Texan vocalist P.J Proby (born James Marcus Smith in November 1938) became an overnight sensation in Britain when Jack Good brought him and his pudding-bowl haircut over in 1963 to appear on a TV special.
His specialities were re-vamped old show tunes like Hold Me and mutilations of screen hits like Somewhere and Maria (both from West Side Story).
By the mid-60s, Proby’s stage outfits were reaching Tom Jones levels of tightly fitting suggestiveness. Then, during a show on 29 January 1965 at Croydon’s Castle Hall – opening for Cilla Black – the singer’s velvet trousers split from knee to crotch.
The (mainly female) audience went crazy with Proby telling the suspicious press it was all an unfortunate accident.
When it happened again on 31 January at Luton’s Ritz Cinema, credulity was stretched and the tabloids smelled a rat. The next day Proby was banned by the ABC Theatre group. The next week, ATV did the same, with the BBC soon following. Proby was now unable to perform anywhere in the UK.
A single, titled I Apologise, was rush-released to capitalise on the publicity, and despite the lack of airplay, reached #11 in the UK charts.

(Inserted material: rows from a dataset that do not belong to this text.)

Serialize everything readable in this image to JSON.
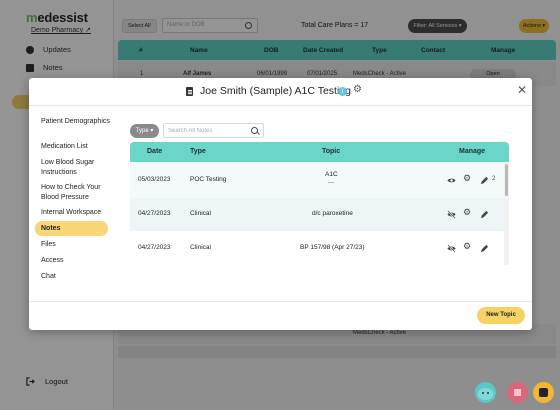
{
  "app": {
    "logo_m": "m",
    "logo_rest": "edessist",
    "pharmacy": "Demo Pharmacy ↗"
  },
  "sidebar": {
    "items": [
      {
        "label": "Updates",
        "icon": "lightbulb-icon"
      },
      {
        "label": "Notes",
        "icon": "notes-icon"
      }
    ],
    "logout": "Logout"
  },
  "toolbar": {
    "select_all": "Select All",
    "search_placeholder": "Name or DOB",
    "total": "Total Care Plans = 17",
    "filter": "Filter: All Services ▾",
    "actions": "Actions ▾"
  },
  "bg_table": {
    "headers": [
      "#",
      "Name",
      "DOB",
      "Date Created",
      "Type",
      "Contact",
      "Manage"
    ],
    "row1": [
      "1",
      "Alf James",
      "06/01/1999",
      "07/01/2025",
      "MedsCheck - Active"
    ],
    "row_bottom_type": "MedsCheck - Active",
    "open": "Open"
  },
  "modal": {
    "title": "Joe Smith (Sample) A1C Testing",
    "info": "i",
    "menu": [
      "Patient Demographics",
      "Medication List",
      "Low Blood Sugar Instructions",
      "How to Check Your Blood Pressure",
      "Internal Workspace",
      "Notes",
      "Files",
      "Access",
      "Chat"
    ],
    "active_menu": "Notes",
    "type_button": "Type ▾",
    "search_placeholder": "Search All Notes",
    "table": {
      "headers": {
        "date": "Date",
        "type": "Type",
        "topic": "Topic",
        "manage": "Manage"
      },
      "rows": [
        {
          "date": "05/03/2023",
          "type": "POC Testing",
          "topic": "A1C",
          "topic_sub": "---",
          "visible": true,
          "count": "2"
        },
        {
          "date": "04/27/2023",
          "type": "Clinical",
          "topic": "d/c paroxetine",
          "topic_sub": "",
          "visible": false,
          "count": ""
        },
        {
          "date": "04/27/2023",
          "type": "Clinical",
          "topic": "BP 157/98 (Apr 27/23)",
          "topic_sub": "",
          "visible": false,
          "count": ""
        }
      ]
    },
    "new_topic": "New Topic"
  },
  "colors": {
    "teal_header": "#6bd5ca",
    "yellow_accent": "#f6d262",
    "overlay": "rgba(0,0,0,0.42)"
  }
}
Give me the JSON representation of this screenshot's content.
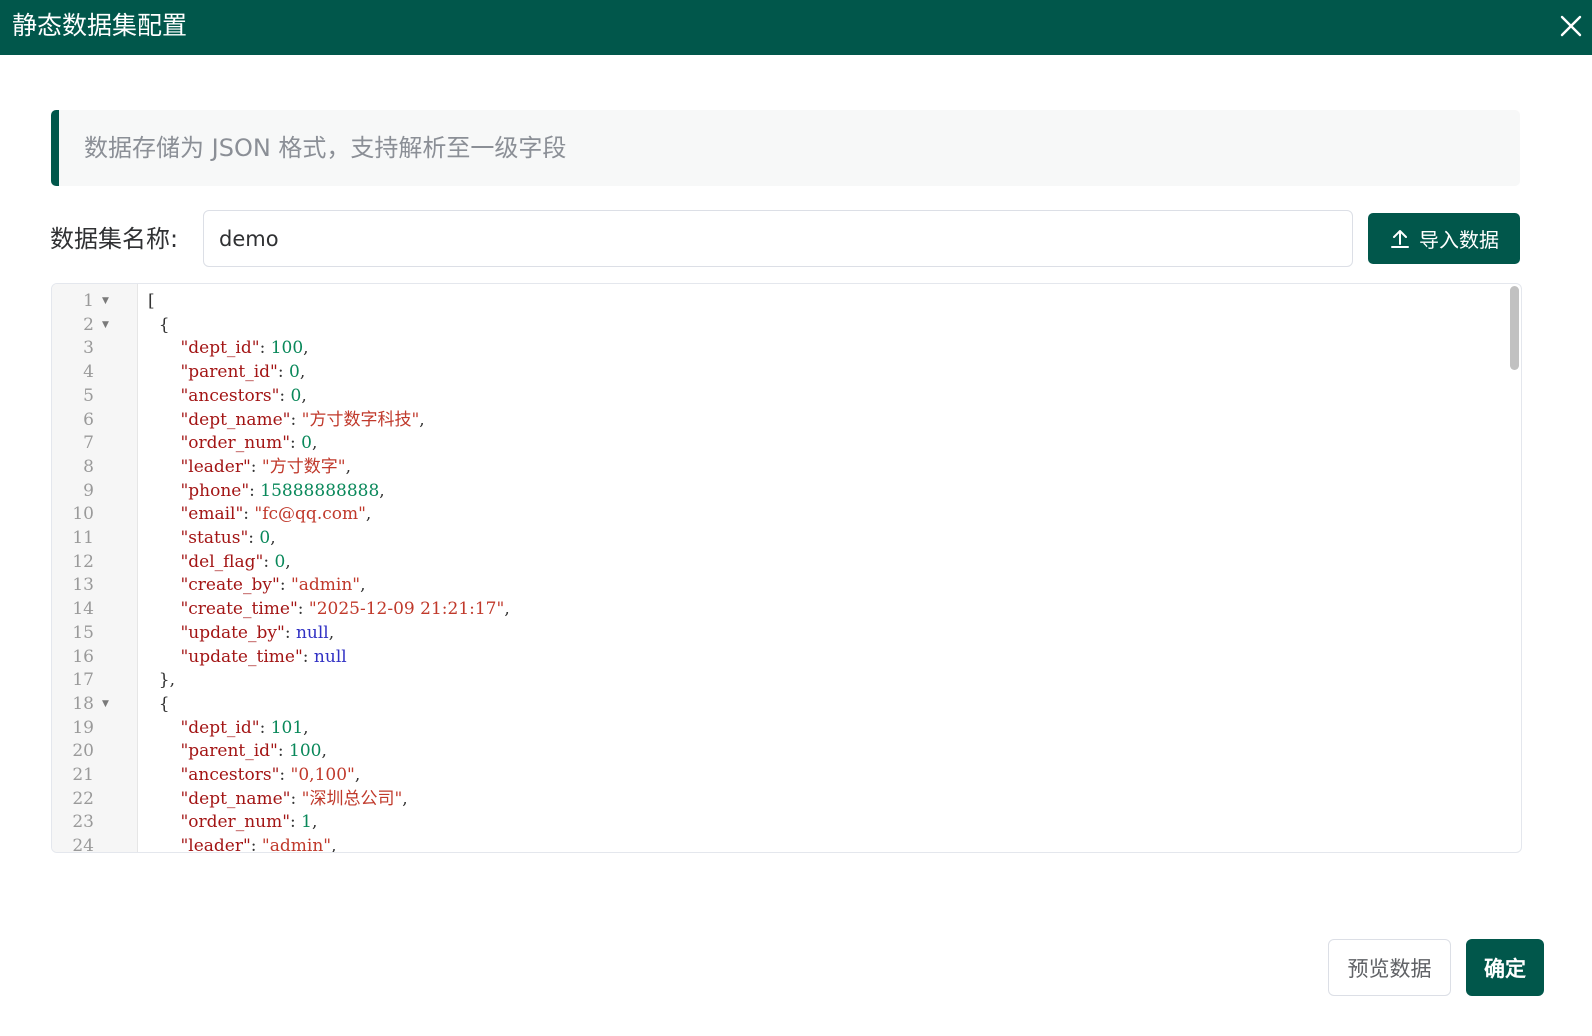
{
  "dialog": {
    "title": "静态数据集配置",
    "tip": "数据存储为 JSON 格式，支持解析至一级字段",
    "name_label": "数据集名称:",
    "name_value": "demo",
    "import_label": "导入数据",
    "preview_label": "预览数据",
    "confirm_label": "确定"
  },
  "colors": {
    "primary": "#01574b",
    "tip_bg": "#f7f8f8"
  },
  "editor": {
    "folded_lines": [
      1,
      2,
      18
    ],
    "lines": [
      [
        {
          "t": "punc",
          "v": "["
        }
      ],
      [
        {
          "t": "punc",
          "v": "  {"
        }
      ],
      [
        {
          "t": "punc",
          "v": "      "
        },
        {
          "t": "key",
          "v": "\"dept_id\""
        },
        {
          "t": "punc",
          "v": ": "
        },
        {
          "t": "num",
          "v": "100"
        },
        {
          "t": "punc",
          "v": ","
        }
      ],
      [
        {
          "t": "punc",
          "v": "      "
        },
        {
          "t": "key",
          "v": "\"parent_id\""
        },
        {
          "t": "punc",
          "v": ": "
        },
        {
          "t": "num",
          "v": "0"
        },
        {
          "t": "punc",
          "v": ","
        }
      ],
      [
        {
          "t": "punc",
          "v": "      "
        },
        {
          "t": "key",
          "v": "\"ancestors\""
        },
        {
          "t": "punc",
          "v": ": "
        },
        {
          "t": "num",
          "v": "0"
        },
        {
          "t": "punc",
          "v": ","
        }
      ],
      [
        {
          "t": "punc",
          "v": "      "
        },
        {
          "t": "key",
          "v": "\"dept_name\""
        },
        {
          "t": "punc",
          "v": ": "
        },
        {
          "t": "str",
          "v": "\"方寸数字科技\""
        },
        {
          "t": "punc",
          "v": ","
        }
      ],
      [
        {
          "t": "punc",
          "v": "      "
        },
        {
          "t": "key",
          "v": "\"order_num\""
        },
        {
          "t": "punc",
          "v": ": "
        },
        {
          "t": "num",
          "v": "0"
        },
        {
          "t": "punc",
          "v": ","
        }
      ],
      [
        {
          "t": "punc",
          "v": "      "
        },
        {
          "t": "key",
          "v": "\"leader\""
        },
        {
          "t": "punc",
          "v": ": "
        },
        {
          "t": "str",
          "v": "\"方寸数字\""
        },
        {
          "t": "punc",
          "v": ","
        }
      ],
      [
        {
          "t": "punc",
          "v": "      "
        },
        {
          "t": "key",
          "v": "\"phone\""
        },
        {
          "t": "punc",
          "v": ": "
        },
        {
          "t": "num",
          "v": "15888888888"
        },
        {
          "t": "punc",
          "v": ","
        }
      ],
      [
        {
          "t": "punc",
          "v": "      "
        },
        {
          "t": "key",
          "v": "\"email\""
        },
        {
          "t": "punc",
          "v": ": "
        },
        {
          "t": "str",
          "v": "\"fc@qq.com\""
        },
        {
          "t": "punc",
          "v": ","
        }
      ],
      [
        {
          "t": "punc",
          "v": "      "
        },
        {
          "t": "key",
          "v": "\"status\""
        },
        {
          "t": "punc",
          "v": ": "
        },
        {
          "t": "num",
          "v": "0"
        },
        {
          "t": "punc",
          "v": ","
        }
      ],
      [
        {
          "t": "punc",
          "v": "      "
        },
        {
          "t": "key",
          "v": "\"del_flag\""
        },
        {
          "t": "punc",
          "v": ": "
        },
        {
          "t": "num",
          "v": "0"
        },
        {
          "t": "punc",
          "v": ","
        }
      ],
      [
        {
          "t": "punc",
          "v": "      "
        },
        {
          "t": "key",
          "v": "\"create_by\""
        },
        {
          "t": "punc",
          "v": ": "
        },
        {
          "t": "str",
          "v": "\"admin\""
        },
        {
          "t": "punc",
          "v": ","
        }
      ],
      [
        {
          "t": "punc",
          "v": "      "
        },
        {
          "t": "key",
          "v": "\"create_time\""
        },
        {
          "t": "punc",
          "v": ": "
        },
        {
          "t": "str",
          "v": "\"2025-12-09 21:21:17\""
        },
        {
          "t": "punc",
          "v": ","
        }
      ],
      [
        {
          "t": "punc",
          "v": "      "
        },
        {
          "t": "key",
          "v": "\"update_by\""
        },
        {
          "t": "punc",
          "v": ": "
        },
        {
          "t": "kw",
          "v": "null"
        },
        {
          "t": "punc",
          "v": ","
        }
      ],
      [
        {
          "t": "punc",
          "v": "      "
        },
        {
          "t": "key",
          "v": "\"update_time\""
        },
        {
          "t": "punc",
          "v": ": "
        },
        {
          "t": "kw",
          "v": "null"
        }
      ],
      [
        {
          "t": "punc",
          "v": "  },"
        }
      ],
      [
        {
          "t": "punc",
          "v": "  {"
        }
      ],
      [
        {
          "t": "punc",
          "v": "      "
        },
        {
          "t": "key",
          "v": "\"dept_id\""
        },
        {
          "t": "punc",
          "v": ": "
        },
        {
          "t": "num",
          "v": "101"
        },
        {
          "t": "punc",
          "v": ","
        }
      ],
      [
        {
          "t": "punc",
          "v": "      "
        },
        {
          "t": "key",
          "v": "\"parent_id\""
        },
        {
          "t": "punc",
          "v": ": "
        },
        {
          "t": "num",
          "v": "100"
        },
        {
          "t": "punc",
          "v": ","
        }
      ],
      [
        {
          "t": "punc",
          "v": "      "
        },
        {
          "t": "key",
          "v": "\"ancestors\""
        },
        {
          "t": "punc",
          "v": ": "
        },
        {
          "t": "str",
          "v": "\"0,100\""
        },
        {
          "t": "punc",
          "v": ","
        }
      ],
      [
        {
          "t": "punc",
          "v": "      "
        },
        {
          "t": "key",
          "v": "\"dept_name\""
        },
        {
          "t": "punc",
          "v": ": "
        },
        {
          "t": "str",
          "v": "\"深圳总公司\""
        },
        {
          "t": "punc",
          "v": ","
        }
      ],
      [
        {
          "t": "punc",
          "v": "      "
        },
        {
          "t": "key",
          "v": "\"order_num\""
        },
        {
          "t": "punc",
          "v": ": "
        },
        {
          "t": "num",
          "v": "1"
        },
        {
          "t": "punc",
          "v": ","
        }
      ],
      [
        {
          "t": "punc",
          "v": "      "
        },
        {
          "t": "key",
          "v": "\"leader\""
        },
        {
          "t": "punc",
          "v": ": "
        },
        {
          "t": "str",
          "v": "\"admin\""
        },
        {
          "t": "punc",
          "v": ","
        }
      ]
    ]
  }
}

Proby subsequently succumbed to tax problems, bankruptcy, alcoholism and – inevitably – a spell as a poverty-stricken stable-hand near Haworth, West Yorkshire.
Proby’s last Top 10 hit was Maria in 1965, after which he veered wildly in burlesque manner through musical genres and long stretches of alcoholically-enhanced anonymity (“P. J. stands for permanently juiced” he once said) while remaining based in a small terraced house in Bolton.
Of particular interest are 1969’s Three Week Hero album, where Proby was backed by the future Led Zeppelin; being jailed for possession of a shotgun; the 1976 collaboration with, of all groups, Dutch prog-rockers Focus, and the 1978 musical Las Vegas Presley, where Proby was fired for ignoring the script and talking to the audience.
Assault, divorce and more firearms charges followed intermittently, at which point Mancunian publishers Savoy Records elaborated on Proby’s outlaw status, getting him to front equally anarchic, electro-rock versions of “classic” tracks, from Love Will Tear Us Apart, Tainted Love and Heroes to Sign Of The Times, Anarchy In The UK and In The Air Tonight.
“There were nine Proby singles in all, and he hated everything we ever did,” David Britton of Savoy recalls. “We got him to sing on click track, then did the music without him. He just wants to sing country stuff and ballads, the old-fashioned kitschy stuff.”
In 1987 he was involved in further shame after recording a fake Madonna duet called M97002: Hardcore which, The Star claimed, “glorifies sex with young girls”. The track opened with the jaw-dropping line: “There ain’t no such thing as rape/When you’re wearing a Superman cape”.
He resurfaced in 1997 with the single Yesterday Has Gone, a collaboration with Marc Almond, followed by a solo album, Legend. In the same year, Blur‘s Country Sad Ballad Man detailed his earlier lifestyle of reclusive dissolution.